Page Banner

United States Department of Agriculture

Agricultural Research Service

Title: Effects of Proteinase Inhibitors on Growth and Digestive Proteolysis of the Ref Flour Beetle, Tribolium Castaneum (Herbst) (Coleoptera: Tenebrionidae)

Authors
item Oppert, Brenda
item Morgan, Thomas
item Hartzer, Kris - KANSAS STATE UNIVERSITY
item Lenarcic, B - J STEFAN INST, SLOVENIA
item Galesa, K - J STEFAN INST, SLOVENIA
item Brzin, J - J STEFAN INST, SLOVENIA
item Turk, Vito - J STEFAN INST, SLOVENIA
item Yoza, K - NATL FOOD RES INST,JAPAN
item Ohtsubo, K - NATL FOOD RES INST, JAPAN
item Kramer, Karl

Submitted to: Journal of Insect Science
Publication Type: Peer Reviewed Journal
Publication Acceptance Date: February 24, 2003
Publication Date: May 23, 2003
Citation: OPPERT,B.S., MORGAN,T.D., HARTZER,K., LENARCIC,B., GALESA,K., BRZIN,J., TURK,V., YOZA,K., OHTSUBO,K., KRAMER,K.J., EFFECTS OF PROTEINASE INHIBITORS ON GROWTH AND DIGESTIVE PROTEOLYSIS OF THE REF FLOUR BEETLE, TRIBOLIUM CASTANEUM (HERBST) (COLEOPTERA: TENEBRIONIDAE). COMPARATIVE BIOCHEMISTRY AND PHYSIOLOGY PART C 134 (2003) 481-490.

Interpretive Summary: The red flour beetle is a major pest of stored grains and grain products worldwide. Our previous research suggested that inhibitors of digestive enzymes, in the right combination, could be effective in controlling this beetle pest. We tested a number of protein inhibitors alone and in combination to identify those that reduced the growth of red flour beetle larvae. Although several demonstrated potency, inhibitors from potato and soybean had the greatest potential for red flour beetle control. Combining genes encoding the potato inhibitor and a soybean inhibitor in transgenic cereals may help to prevent damage to grains by storage pests.

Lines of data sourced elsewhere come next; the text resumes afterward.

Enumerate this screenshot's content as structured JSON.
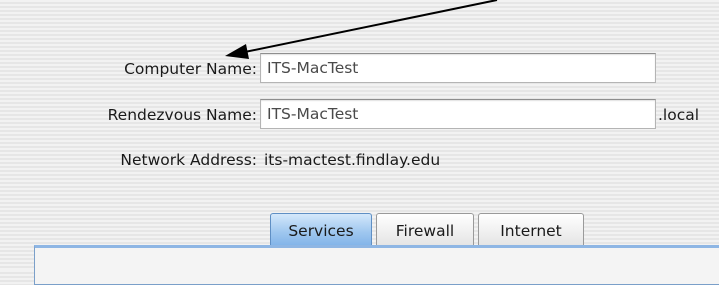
{
  "fields": {
    "computer_name": {
      "label": "Computer Name:",
      "value": "ITS-MacTest"
    },
    "rendezvous_name": {
      "label": "Rendezvous Name:",
      "value": "ITS-MacTest",
      "suffix": ".local"
    },
    "network_address": {
      "label": "Network Address:",
      "value": "its-mactest.findlay.edu"
    }
  },
  "tabs": [
    {
      "label": "Services",
      "active": true
    },
    {
      "label": "Firewall",
      "active": false
    },
    {
      "label": "Internet",
      "active": false
    }
  ],
  "annotation": {
    "icon": "arrow-icon",
    "color": "#000000"
  }
}
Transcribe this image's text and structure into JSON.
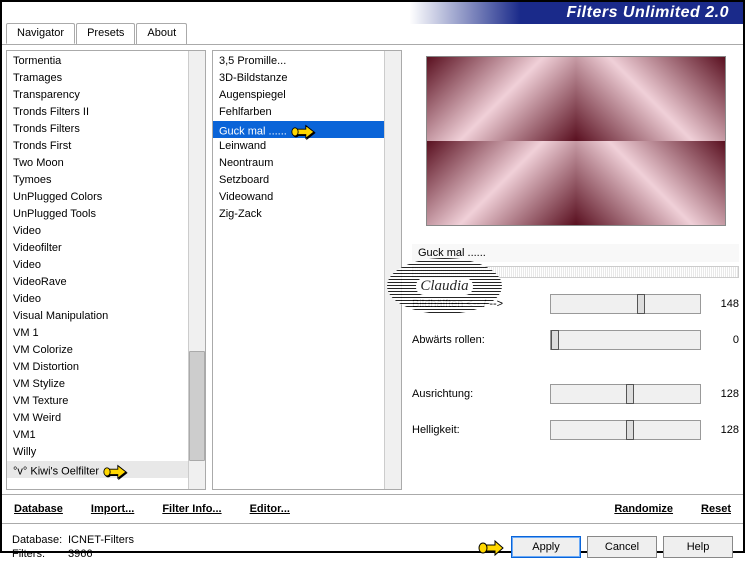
{
  "header": {
    "title": "Filters Unlimited 2.0"
  },
  "tabs": [
    "Navigator",
    "Presets",
    "About"
  ],
  "activeTab": 0,
  "leftList": [
    "Tormentia",
    "Tramages",
    "Transparency",
    "Tronds Filters II",
    "Tronds Filters",
    "Tronds First",
    "Two Moon",
    "Tymoes",
    "UnPlugged Colors",
    "UnPlugged Tools",
    "Video",
    "Videofilter",
    "Video",
    "VideoRave",
    "Video",
    "Visual Manipulation",
    "VM 1",
    "VM Colorize",
    "VM Distortion",
    "VM Stylize",
    "VM Texture",
    "VM Weird",
    "VM1",
    "Willy",
    "°v° Kiwi's Oelfilter"
  ],
  "leftSelectedIndex": 24,
  "midList": [
    "3,5 Promille...",
    "3D-Bildstanze",
    "Augenspiegel",
    "Fehlfarben",
    "Guck mal ......",
    "Leinwand",
    "Neontraum",
    "Setzboard",
    "Videowand",
    "Zig-Zack"
  ],
  "midSelectedIndex": 4,
  "currentFilter": "Guck mal ......",
  "params": [
    {
      "label": "Bildhälften <-- / -->",
      "value": 148,
      "max": 255
    },
    {
      "label": "Abwärts rollen:",
      "value": 0,
      "max": 255
    },
    {
      "label": "Ausrichtung:",
      "value": 128,
      "max": 255
    },
    {
      "label": "Helligkeit:",
      "value": 128,
      "max": 255
    }
  ],
  "toolbar": {
    "database": "Database",
    "import": "Import...",
    "filterInfo": "Filter Info...",
    "editor": "Editor...",
    "randomize": "Randomize",
    "reset": "Reset"
  },
  "footer": {
    "dbLabel": "Database:",
    "dbValue": "ICNET-Filters",
    "filtersLabel": "Filters:",
    "filtersValue": "3966"
  },
  "buttons": {
    "apply": "Apply",
    "cancel": "Cancel",
    "help": "Help"
  },
  "watermark": "Claudia"
}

Technical Abstract: Several proteinase inhibitors were tested in vivo with larvae of the red flour beetle, Tribolium castaneum, and in vitro with larval gut extracts to identify inhibitors with potential for use as biopesticides in transgenic plants. In vivo, the most effective inhibitor for suppressing larval growth was L-trans-epoxysuccinylleucylamide [4-guanidino] butane (E-64), followed by cysteine proteinase inhibitors from potato (PCPI), Job's tears (JCPI), and a sea anemone (equistatin). The combination of 0.1% E-64 and 1% soybean trypsin inhibitor (Kunitz) (STI)resulted in the most significant growth suppression (87% weight reduction). Maximum hydrolysis of casein by extracts of larval gut proteinases occurred at pH 4.2. T. castaneum proteinases hydrolyzed the trypsin substrate N-a-benzoyl-DL-arginine-p- nitroanilide at both acidic and alkaline pH values. With the chymotrypsin substrate N-succinyl-Ala-Ala-Pro-Phe p-nitroanilide, however, hydrolysis by yT. castaneum proteinases was greatest at alkaline pH. In vitro, additional inhibitors were tested for their ability to inhibit casein hydrolysis by larval gut proteinases. The most effective inhibitors were leupeptin and E- 64, followed by equistatin, tosyl-L-lysine chloromethyl ketone, JCPI, PCPI, and antipain. Chymostatin, N-tosyl-L-phenylalanine chloromethyl ketone, and STI only weakly inhibited T. castaneum digestive proteinases. These data indicate that cysteine proteinases have a predominate role in digestion, with serine proteinases playing a lesser role in protein digestion.

Last Modified: 4/19/2014
Footer Content Back to Top of Page